Reed left about halfway through a lengthy debate Thursday. His departure seemed to surprise other co-sponsors of the legislation.
“I’ll just say I thought we’d be able to have a debate and get to it,” said Quinton Lucas, who has carried the effort to reform incentive policy. “But I don’t want to start any conflict on that.”
Councilwoman Heather Hall, a fellow co-sponsor of the legislation, said she wasn’t told that Reed would miss the vote.
The Urban Summit, an urban-advocacy group, took issue with Reed not casting a vote.
“The Urban Summit is disappointed that Councilman Jermaine Reed was not sufficiently committed to tax incentive reform to remain at the council meeting on September 22, 2016 long enough to vote for the ordinance he cosponsored,” said Urban Summit founder James Tindall in a statement to The Star.
The Urban Summit worked with Lucas and others on the measure.
“When he skipped out before the vote, he skipped out on us, his constituents,” Tindall’s statement reads.
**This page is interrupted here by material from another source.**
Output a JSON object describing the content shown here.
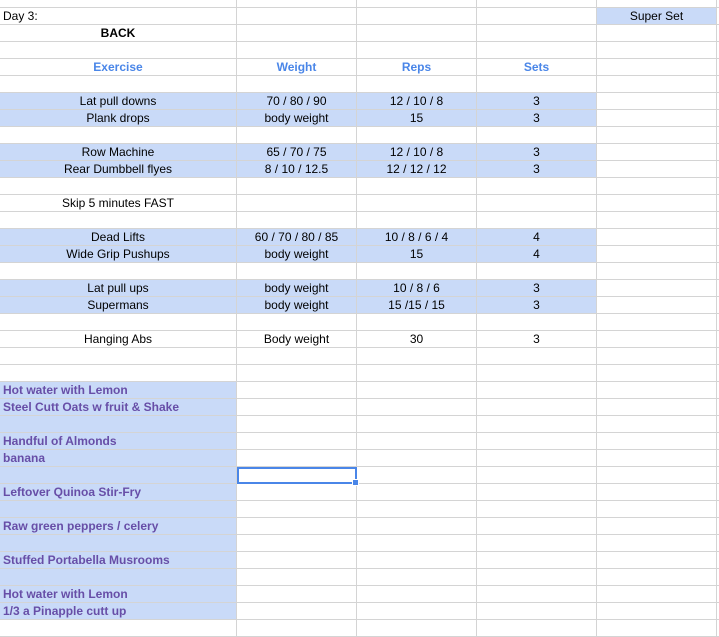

Mayor Sly James and five other council members who were not co-sponsors of Lucas’ ordinance called for a delay in casting an up-or-down vote in order to smooth out various misgivings about the legislation.
James requested that a component of Lucas’ ordinance, called a Shared Success Fund, be removed and handled separately. The Shared Success Fund would receive money from certain payments in lieu of taxes from economic development projects to fund projects in distressed areas.
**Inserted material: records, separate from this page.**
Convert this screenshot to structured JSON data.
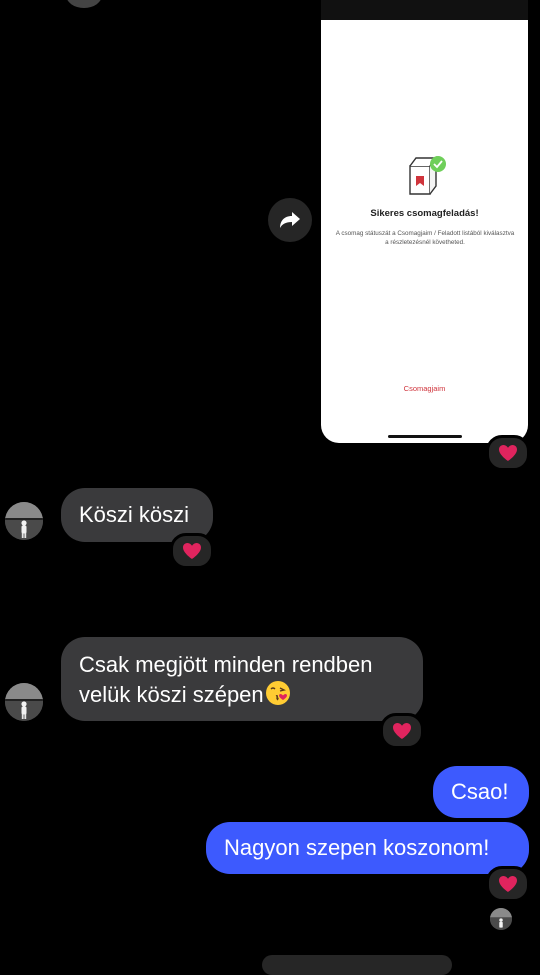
{
  "shared_screenshot": {
    "title": "Sikeres csomagfeladás!",
    "description": "A csomag státuszát a Csomagjaim / Feladott listából kiválasztva a részletezésnél követheted.",
    "link_label": "Csomagjaim",
    "reaction": "❤️"
  },
  "messages": [
    {
      "from": "them",
      "text": "Köszi köszi",
      "reaction": "❤️"
    },
    {
      "from": "them",
      "line1": "Csak megjött minden rendben",
      "line2": "velük köszi szépen",
      "emoji": "face-blowing-a-kiss",
      "reaction": "❤️"
    },
    {
      "from": "me",
      "text": "Csao!"
    },
    {
      "from": "me",
      "text": "Nagyon szepen koszonom!",
      "reaction": "❤️"
    }
  ],
  "colors": {
    "background": "#000000",
    "incoming_bubble": "#3a3a3c",
    "outgoing_bubble": "#3d5afe",
    "heart": "#e0245e",
    "link": "#d0343c"
  }
}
James has his own version of the Shared Success Fund that puts the responsibility of dispersing the money to an appointed board. Lucas’ version puts those decisions in the hands of the council.
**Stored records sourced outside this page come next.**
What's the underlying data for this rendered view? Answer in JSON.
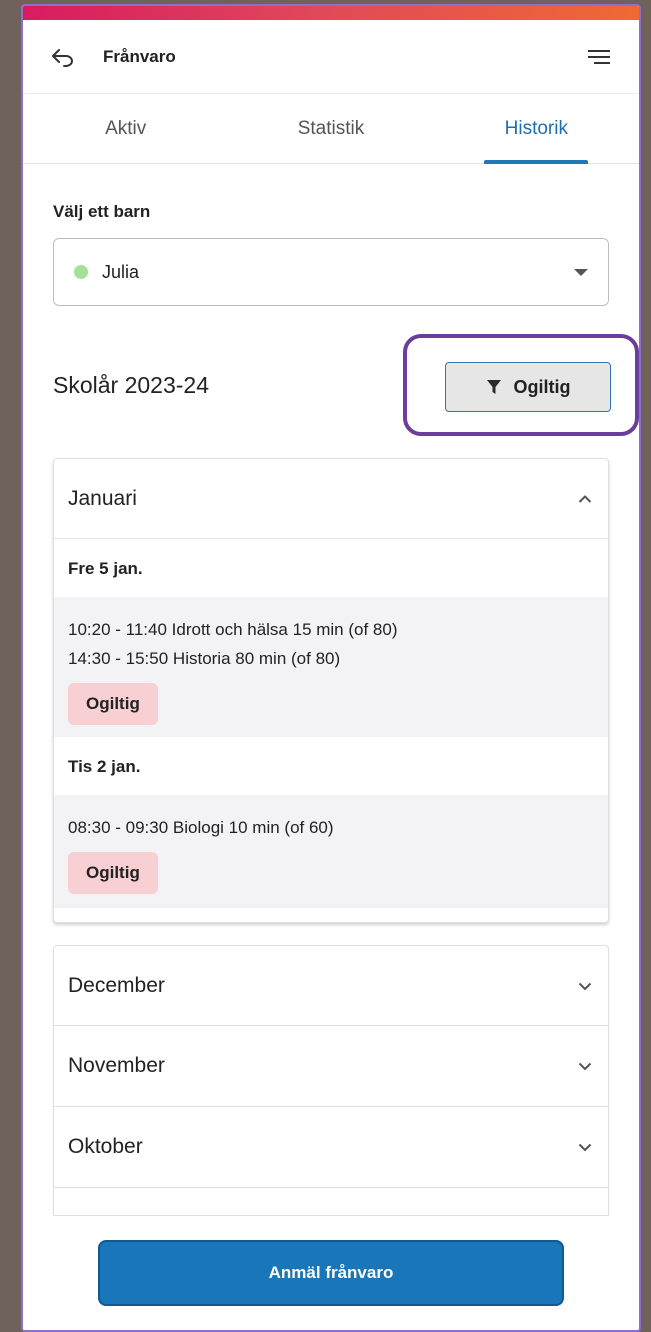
{
  "header": {
    "title": "Frånvaro",
    "back_icon": "back-arrow-icon",
    "menu_icon": "hamburger-menu-icon"
  },
  "tabs": [
    {
      "label": "Aktiv",
      "active": false
    },
    {
      "label": "Statistik",
      "active": false
    },
    {
      "label": "Historik",
      "active": true
    }
  ],
  "child_select": {
    "label": "Välj ett barn",
    "value": "Julia",
    "dot_color": "#a6df9a"
  },
  "school_year": {
    "title": "Skolår 2023-24",
    "filter_label": "Ogiltig",
    "filter_icon": "filter-funnel-icon"
  },
  "expanded_month": {
    "name": "Januari",
    "days": [
      {
        "title": "Fre 5 jan.",
        "entries": [
          "10:20 - 11:40 Idrott och hälsa 15 min (of 80)",
          "14:30 - 15:50 Historia 80 min (of 80)"
        ],
        "badge": "Ogiltig"
      },
      {
        "title": "Tis 2 jan.",
        "entries": [
          "08:30 - 09:30 Biologi 10 min (of 60)"
        ],
        "badge": "Ogiltig"
      }
    ]
  },
  "collapsed_months": [
    "December",
    "November",
    "Oktober"
  ],
  "footer": {
    "report_button": "Anmäl frånvaro"
  },
  "colors": {
    "accent": "#1976b9",
    "badge_bg": "#f8cfd2",
    "highlight": "#6a3e9c"
  }
}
Another concern was whether taxing jurisdictions — counties, school districts and library districts — supported the measure.
Councilman Scott Taylor wanted governing boards for taxing jurisdictions to pass formal resolutions of support. Councilwoman Jolie Justus said she didn’t want resolutions, but at least assurances. Justus said she wasn’t clear whether taxing jurisdictions were on board.
Kansas City Public Schools Superintendent Mark Bedell, for example, said in a letter that he supported Lucas’ ordinance but had concerns about forthcoming changes the city is considering to the AdvanceKC scoring system.
“I had told Councilman Lucas that I wanted assurances, I wanted to hear from taxing jurisdictions that they were comfortable with what we were doing,” Justus said. “We had not gotten that until we walked into the (council) chamber at 3 o’clock yesterday.”
Justus added that she understood that an amendment to the ordinance on Thursday would affect support for the ordinance. The council’s amendment Thursday made the incentive policy apply to future projects only, and not those that had been approved previously.
“I was told in writing and in person from Councilman Lucas that there were people who were no longer agreeing to the compromise if we amended it,” Justus said. “I was asking for a hold because I wanted to make sure they were all in on the compromise.”
Lucas said he had concerns that Thursday’s debate portrayed taxing jurisdictions as untrustworthy.
“I do plan to write a letter of apology on behalf of me, I guess, to the heads of the taxing jurisdictions, who I think sustained a good deal of attack yesterday, particularly Dr. Bedell of the Kansas City school district,” Lucas said. “I think the way we addressed our taxing jurisdictions, the way they were described, their purported bad acting, was not fair.”